Anyone who’s had the fortune to discover the beauty and allure of fly fishing the Upper Credit River for wild Brown and Brook Trout in years past surely has a heavy heart when they consider its current situation. The Upper Credit has always been a touchy subject. For decades, merely saying the name around those who fished it would result in a visible tightening of their lips. Today, you’re more likely to trigger a two hour rant about how the MNR and other groups have decimated the river with their misguided Atlantic Salmon Restoration Program and lack of focus on restoration and maintenance of the existing wild trout fishery.
In an effort to start things off on a more positive note, I want to share a couple great videos that my friend Steve Noakes compiled, sharing some of his fly fishing experiences on the Upper Credit River over the years. He’s a strong advocate for protecting what we have on the Credit River today and has been heavily involved in numerous conservation groups and restoration projects. If you ever doubted whether the Credit has a wild Brown Trout fishery worth protecting, Steve’s videos do a good job convincing you it does!
I’ve already written a bunch about the issues the river is currently facing, some of which you can read here. There’s also an interesting thesis on the subject, written a few years ago by a University of Waterloo student. April Vokey even made a stop at the Credit River during part of the first episode of Shorelines last year, where she interviewed and talked with several key people on the subject. Although you won’t find a lot of political debate or side-taking on the show, I’ve heard from at least a couple people who have exchanged words or email with her, that it was shocking how many strongly opposing voices were encountered during the process.
I find it interesting that after so many years of having such a high quality resident trout fishery, only now are people starting to talk about it publicly. In fact, The New Fly Fisher even aired a show on fly fishing for Brown Trout on the Credit recently, something that I believe would not have happened during the river’s tight-lipped past. I can only wonder whether part of the inspiration for airing this was to raise awareness of the river and the great wild trout fishery that exists, at a time when the river has little left to lose (i.e. Atlantic program and proposed Brown Trout culling by MNR). I could probably write a whole series of blog posts on the subject of naming rivers, but the long and short of it is: perhaps things would look differently today if there had been less secrecy, more awareness and more voices to speak up.
All is not lost (at least not yet), but if things don’t change, it will be. I mentioned the proposed Brown Trout culling above and also in previous posts. The unfortunate truth is, even though this is only still a draft proposal, there is already culling going on in secrecy. There is evidence of at least one occurrence of a number of large browns being lifted out of a section of the upper river. I’m not sure where they were taken, but my guess is they either died during the lifting/transfer process or they were dumped somewhere into the lower river where they will die shortly afterwards (and where there is no suitable spawning habitat).
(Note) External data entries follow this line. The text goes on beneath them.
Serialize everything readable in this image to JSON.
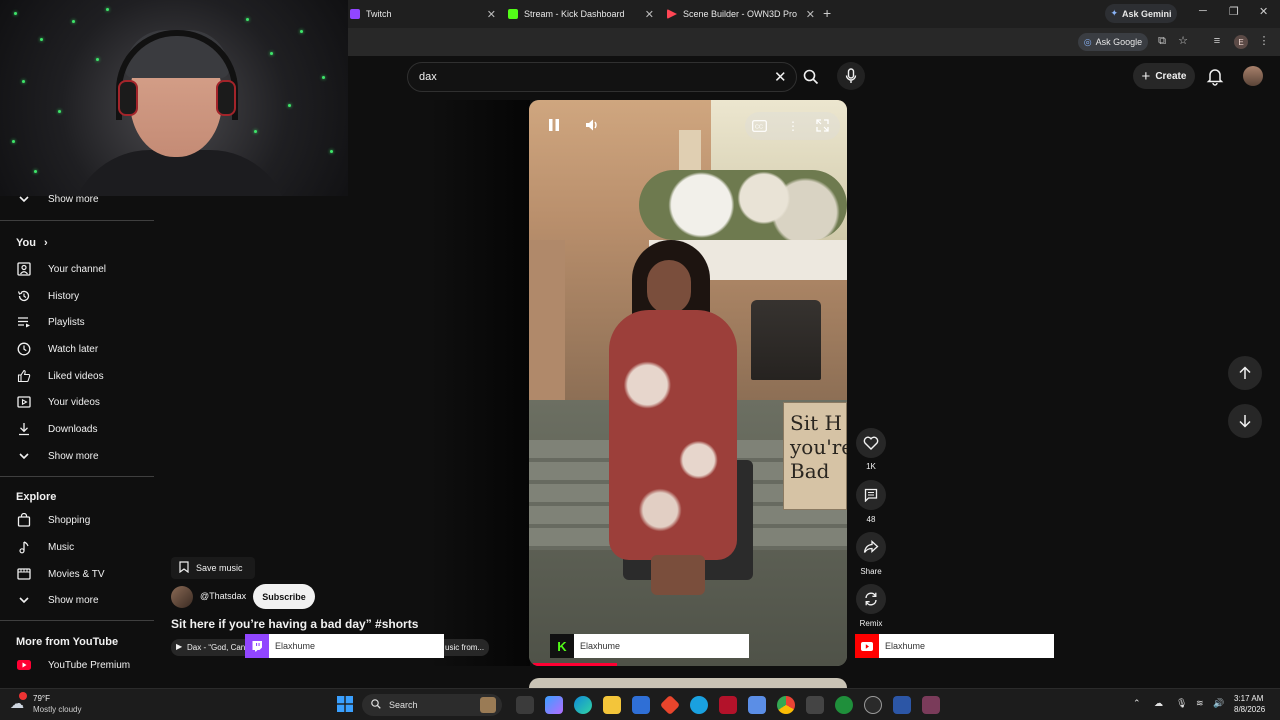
{
  "browser": {
    "tabs": [
      {
        "label": "Twitch",
        "color": "#9146ff"
      },
      {
        "label": "Stream - Kick Dashboard",
        "color": "#53fc18"
      },
      {
        "label": "Scene Builder - OWN3D Pro",
        "color": "#ff4655"
      }
    ],
    "ask_gemini": "Ask Gemini",
    "ask_google": "Ask Google",
    "profile_initial": "E"
  },
  "search": {
    "query": "dax"
  },
  "header": {
    "create_label": "Create"
  },
  "sidebar": {
    "show_more_top": "Show more",
    "you_heading": "You",
    "you_items": [
      "Your channel",
      "History",
      "Playlists",
      "Watch later",
      "Liked videos",
      "Your videos",
      "Downloads"
    ],
    "show_more_you": "Show more",
    "explore_heading": "Explore",
    "explore_items": [
      "Shopping",
      "Music",
      "Movies & TV"
    ],
    "show_more_explore": "Show more",
    "more_heading": "More from YouTube",
    "more_items": [
      "YouTube Premium"
    ]
  },
  "short": {
    "sign_text": "Sit H you're Bad",
    "save_music": "Save music",
    "channel": "@Thatsdax",
    "subscribe": "Subscribe",
    "title": "Sit here if you’re having a bad day” #shorts",
    "music_left": "Dax - “God, Can",
    "music_right": "usic from...",
    "progress_fraction": 0.27,
    "actions": {
      "likes": "1K",
      "comments": "48",
      "share": "Share",
      "remix": "Remix"
    }
  },
  "overlays": [
    {
      "name": "Elaxhume",
      "platform": "twitch",
      "color": "#9146ff"
    },
    {
      "name": "Elaxhume",
      "platform": "kick",
      "color": "#53fc18"
    },
    {
      "name": "Elaxhume",
      "platform": "youtube",
      "color": "#ff0000"
    }
  ],
  "taskbar": {
    "temperature": "79°F",
    "condition": "Mostly cloudy",
    "search_label": "Search",
    "time": "3:17 AM",
    "date": "8/8/2026"
  },
  "colors": {
    "accent": "#ff0033",
    "bg": "#0f0f0f"
  }
}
It seems that every time I write a post on this subject, I have to cut out three quarters of what I want to say just to keep things on topic and interesting. Rather than having all this information eventually get buried in old blog posts, I plan to add a new top-level page to this site that’s dedicated to the topic and more easily accessible. If you have pictures, videos, information or simply ideas you’d like to share on this subject, feel free to let me know and I’ll consider adding it to that page or linking it.
Despite the gloom, I’m very much looking forward to getting back on the river when the season opens and making the most of what we still have. Only one month left until opener!